_Web page and app entries_:
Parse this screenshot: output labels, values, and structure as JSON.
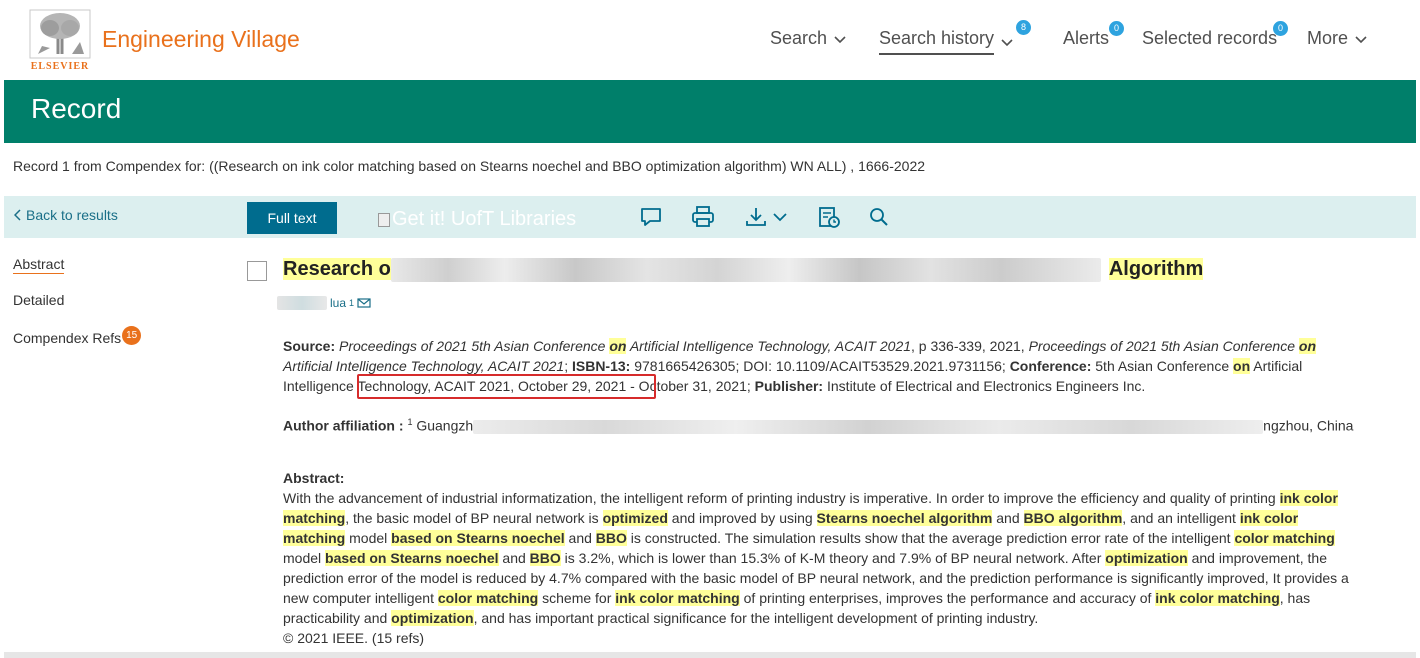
{
  "header": {
    "logo_word": "ELSEVIER",
    "brand": "Engineering Village",
    "nav": {
      "search": "Search",
      "search_history": "Search history",
      "search_history_count": "8",
      "alerts": "Alerts",
      "alerts_count": "0",
      "selected_records": "Selected records",
      "selected_records_count": "0",
      "more": "More"
    }
  },
  "band": {
    "title": "Record"
  },
  "record_info": "Record 1 from Compendex for: ((Research on ink color matching based on Stearns noechel and BBO optimization algorithm) WN ALL) , 1666-2022",
  "toolbar": {
    "back": "Back to results",
    "full_text": "Full text",
    "get_it": "Get it! UofT Libraries"
  },
  "sidebar": {
    "abstract": "Abstract",
    "detailed": "Detailed",
    "compendex_refs": "Compendex Refs",
    "compendex_refs_count": "15"
  },
  "record": {
    "title_start": "Research o",
    "title_end": "Algorithm",
    "author_visible": "lua",
    "author_sup": "1",
    "source": {
      "label": "Source:",
      "t1": " Proceedings of 2021 5th Asian Conference ",
      "on": "on",
      "t2": " Artificial Intelligence Technology, ACAIT 2021",
      "t3": ", p 336-339, 2021, ",
      "t4": "Proceedings of 2021 5th Asian Conference ",
      "t5": " Artificial Intelligence Technology, ACAIT 2021",
      "t6": ";  ",
      "isbn_label": "ISBN-13:",
      "isbn": " 9781665426305;  DOI: 10.1109/ACAIT53529.2021.9731156; ",
      "conf_label": "Conference:",
      "conf1": " 5th Asian Conference ",
      "conf2": " Artificial Intelligence Technology, ACAIT 2021, October 29, 2021 - October 31, 2021; ",
      "publisher_label": "Publisher:",
      "publisher": " Institute of Electrical and Electronics Engineers Inc."
    },
    "affiliation": {
      "label": "Author affiliation :",
      "sup": "1",
      "start": " Guangzh",
      "end": "ngzhou, China"
    },
    "abstract": {
      "label": "Abstract:",
      "a1": "With the advancement of industrial informatization, the intelligent reform of printing industry is imperative. In order to improve the efficiency and quality of printing ",
      "h1": "ink color matching",
      "a2": ", the basic model of BP neural network is ",
      "h2": "optimized",
      "a3": " and improved by using ",
      "h3": "Stearns noechel algorithm",
      "a4": " and ",
      "h4": "BBO algorithm",
      "a5": ", and an intelligent ",
      "h5": "ink color matching",
      "a6": " model ",
      "h6": "based on Stearns noechel",
      "a7": " and ",
      "h7": "BBO",
      "a8": " is constructed. The simulation results show that the average prediction error rate of the intelligent ",
      "h8": "color matching",
      "a9": " model ",
      "h9": "based on Stearns noechel",
      "a10": " and ",
      "h10": "BBO",
      "a11": " is 3.2%, which is lower than 15.3% of K-M theory and 7.9% of BP neural network. After ",
      "h11": "optimization",
      "a12": " and improvement, the prediction error of the model is reduced by 4.7% compared with the basic model of BP neural network, and the prediction performance is significantly improved, It provides a new computer intelligent ",
      "h12": "color matching",
      "a13": " scheme for ",
      "h13": "ink color matching",
      "a14": " of printing enterprises, improves the performance and accuracy of ",
      "h14": "ink color matching",
      "a15": ", has practicability and ",
      "h15": "optimization",
      "a16": ", and has important practical significance for the intelligent development of printing industry.",
      "copyright": "© 2021 IEEE. (15 refs)"
    }
  },
  "colors": {
    "brand_orange": "#e9711c",
    "band_green": "#007f6a",
    "toolbar_bg": "#dcefef",
    "button_blue": "#006c8e",
    "highlight": "#ffff99",
    "badge_blue": "#2ea3df",
    "annotation_red": "#d62b2b"
  }
}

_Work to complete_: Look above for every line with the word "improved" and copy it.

_Result for this exercise_:
      "a3": " and improved by using ",
      "a12": " and improvement, the prediction error of the model is reduced by 4.7% compared with the basic model of BP neural network, and the prediction performance is significantly improved, It provides a new computer intelligent ",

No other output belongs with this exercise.